**Prompt**
An exact copy of every record is the expected answer.

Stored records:
--
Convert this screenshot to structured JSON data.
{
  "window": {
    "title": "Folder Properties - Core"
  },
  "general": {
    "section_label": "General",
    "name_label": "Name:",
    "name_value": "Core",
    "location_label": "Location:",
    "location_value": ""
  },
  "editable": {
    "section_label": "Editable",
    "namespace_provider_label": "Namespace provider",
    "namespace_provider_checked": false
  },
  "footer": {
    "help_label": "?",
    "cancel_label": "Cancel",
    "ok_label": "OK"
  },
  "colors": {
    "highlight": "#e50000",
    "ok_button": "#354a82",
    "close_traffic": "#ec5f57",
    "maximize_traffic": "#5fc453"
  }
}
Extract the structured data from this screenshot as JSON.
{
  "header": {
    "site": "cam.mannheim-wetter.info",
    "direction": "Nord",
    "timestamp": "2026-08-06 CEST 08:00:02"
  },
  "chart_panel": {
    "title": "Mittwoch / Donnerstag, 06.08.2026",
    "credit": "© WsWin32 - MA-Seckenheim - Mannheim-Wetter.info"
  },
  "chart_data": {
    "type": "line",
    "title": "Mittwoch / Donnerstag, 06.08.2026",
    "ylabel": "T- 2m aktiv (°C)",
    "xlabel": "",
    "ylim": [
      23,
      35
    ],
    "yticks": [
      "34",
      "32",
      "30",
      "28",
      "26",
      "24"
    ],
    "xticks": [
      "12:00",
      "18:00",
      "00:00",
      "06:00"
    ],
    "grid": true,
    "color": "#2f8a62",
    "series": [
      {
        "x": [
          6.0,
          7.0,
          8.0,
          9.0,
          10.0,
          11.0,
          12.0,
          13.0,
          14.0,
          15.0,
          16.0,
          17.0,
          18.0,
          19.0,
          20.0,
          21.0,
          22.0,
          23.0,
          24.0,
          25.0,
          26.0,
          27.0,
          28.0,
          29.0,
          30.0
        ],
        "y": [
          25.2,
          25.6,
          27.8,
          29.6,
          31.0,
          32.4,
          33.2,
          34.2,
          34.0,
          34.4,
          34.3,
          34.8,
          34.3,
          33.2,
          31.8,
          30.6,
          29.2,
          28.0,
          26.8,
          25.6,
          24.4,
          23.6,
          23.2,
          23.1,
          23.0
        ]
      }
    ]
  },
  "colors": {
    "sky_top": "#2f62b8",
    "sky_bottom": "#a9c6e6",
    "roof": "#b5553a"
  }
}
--
**Response below**
Convert this screenshot to structured JSON data.
{
  "window": {
    "title": "Folder Properties - Core"
  },
  "general": {
    "section_label": "General",
    "name_label": "Name:",
    "name_value": "Core",
    "location_label": "Location:",
    "location_value": ""
  },
  "editable": {
    "section_label": "Editable",
    "namespace_provider_label": "Namespace provider",
    "namespace_provider_checked": false
  },
  "footer": {
    "help_label": "?",
    "cancel_label": "Cancel",
    "ok_label": "OK"
  },
  "colors": {
    "highlight": "#e50000",
    "ok_button": "#354a82",
    "close_traffic": "#ec5f57",
    "maximize_traffic": "#5fc453"
  }
}
Extract the structured data from this screenshot as JSON.
{
  "header": {
    "site": "cam.mannheim-wetter.info",
    "direction": "Nord",
    "timestamp": "2026-08-06 CEST 08:00:02"
  },
  "chart_panel": {
    "title": "Mittwoch / Donnerstag, 06.08.2026",
    "credit": "© WsWin32 - MA-Seckenheim - Mannheim-Wetter.info"
  },
  "chart_data": {
    "type": "line",
    "title": "Mittwoch / Donnerstag, 06.08.2026",
    "ylabel": "T- 2m aktiv (°C)",
    "xlabel": "",
    "ylim": [
      23,
      35
    ],
    "yticks": [
      "34",
      "32",
      "30",
      "28",
      "26",
      "24"
    ],
    "xticks": [
      "12:00",
      "18:00",
      "00:00",
      "06:00"
    ],
    "grid": true,
    "color": "#2f8a62",
    "series": [
      {
        "x": [
          6.0,
          7.0,
          8.0,
          9.0,
          10.0,
          11.0,
          12.0,
          13.0,
          14.0,
          15.0,
          16.0,
          17.0,
          18.0,
          19.0,
          20.0,
          21.0,
          22.0,
          23.0,
          24.0,
          25.0,
          26.0,
          27.0,
          28.0,
          29.0,
          30.0
        ],
        "y": [
          25.2,
          25.6,
          27.8,
          29.6,
          31.0,
          32.4,
          33.2,
          34.2,
          34.0,
          34.4,
          34.3,
          34.8,
          34.3,
          33.2,
          31.8,
          30.6,
          29.2,
          28.0,
          26.8,
          25.6,
          24.4,
          23.6,
          23.2,
          23.1,
          23.0
        ]
      }
    ]
  },
  "colors": {
    "sky_top": "#2f62b8",
    "sky_bottom": "#a9c6e6",
    "roof": "#b5553a"
  }
}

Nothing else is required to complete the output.